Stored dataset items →
# # # # # # #

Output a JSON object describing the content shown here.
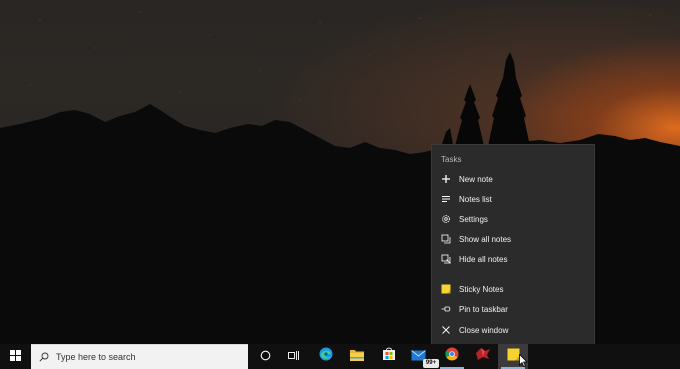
{
  "jump_list": {
    "header": "Tasks",
    "tasks": [
      {
        "label": "New note",
        "icon": "plus-icon"
      },
      {
        "label": "Notes list",
        "icon": "list-icon"
      },
      {
        "label": "Settings",
        "icon": "gear-icon"
      },
      {
        "label": "Show all notes",
        "icon": "show-notes-icon"
      },
      {
        "label": "Hide all notes",
        "icon": "hide-notes-icon"
      }
    ],
    "app": {
      "label": "Sticky Notes",
      "icon": "sticky-notes-icon"
    },
    "pin": {
      "label": "Pin to taskbar",
      "icon": "pin-icon"
    },
    "close": {
      "label": "Close window",
      "icon": "close-icon"
    }
  },
  "taskbar": {
    "search_placeholder": "Type here to search",
    "mail_badge": "99+",
    "apps": [
      "start",
      "search",
      "cortana",
      "task-view",
      "edge",
      "file-explorer",
      "microsoft-store",
      "mail",
      "chrome",
      "app",
      "sticky-notes"
    ],
    "accent_color": "#f7d231"
  }
}
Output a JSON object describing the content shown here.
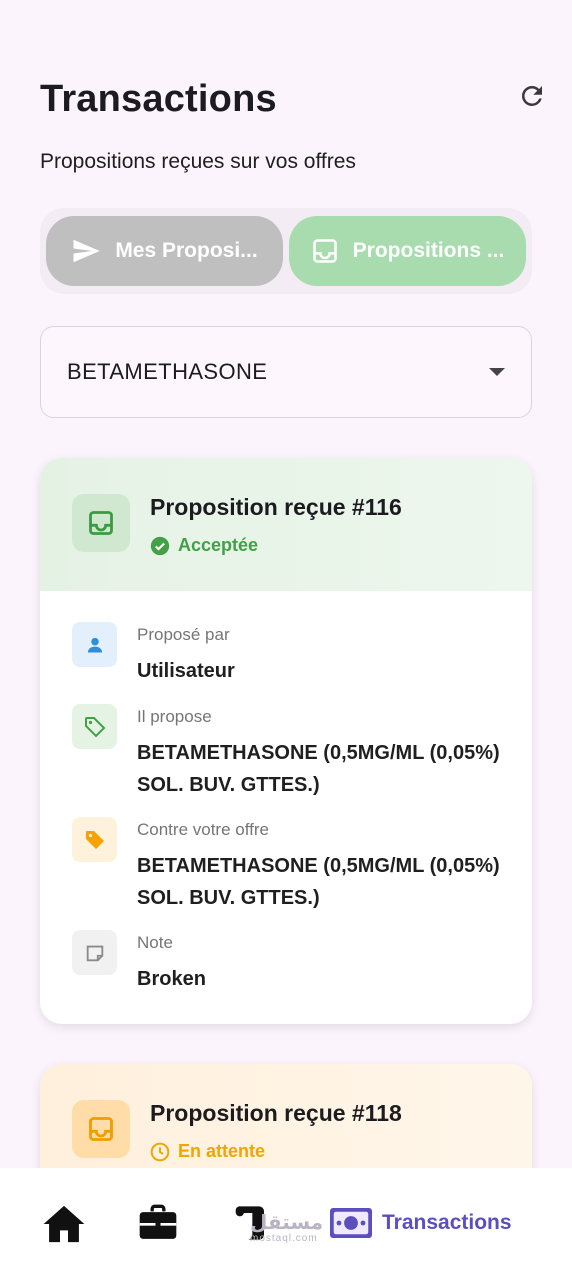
{
  "header": {
    "title": "Transactions",
    "subtitle": "Propositions reçues sur vos offres"
  },
  "segmented": {
    "sent_label": "Mes Proposi...",
    "received_label": "Propositions ..."
  },
  "filter": {
    "selected": "BETAMETHASONE"
  },
  "cards": [
    {
      "title": "Proposition reçue #116",
      "status": "Acceptée",
      "status_color": "#43a047",
      "rows": {
        "proposed_by_label": "Proposé par",
        "proposed_by_value": "Utilisateur",
        "offers_label": "Il propose",
        "offers_value": "BETAMETHASONE (0,5MG/ML (0,05%) SOL. BUV. GTTES.)",
        "against_label": "Contre votre offre",
        "against_value": "BETAMETHASONE (0,5MG/ML (0,05%) SOL. BUV. GTTES.)",
        "note_label": "Note",
        "note_value": "Broken"
      }
    },
    {
      "title": "Proposition reçue #118",
      "status": "En attente",
      "status_color": "#f0a500"
    }
  ],
  "bottom_nav": {
    "active_label": "Transactions",
    "accent": "#5b4fbf"
  },
  "watermark": {
    "main": "مستقل",
    "sub": "mostaql.com"
  }
}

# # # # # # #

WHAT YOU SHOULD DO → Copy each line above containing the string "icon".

REPLY →
        "icon": "plus-icon"
        "icon": "list-icon"
        "icon": "gear-icon"
        "icon": "show-notes-icon"
        "icon": "hide-notes-icon"
      "icon": "sticky-notes-icon"
      "icon": "pin-icon"
      "icon": "close-icon"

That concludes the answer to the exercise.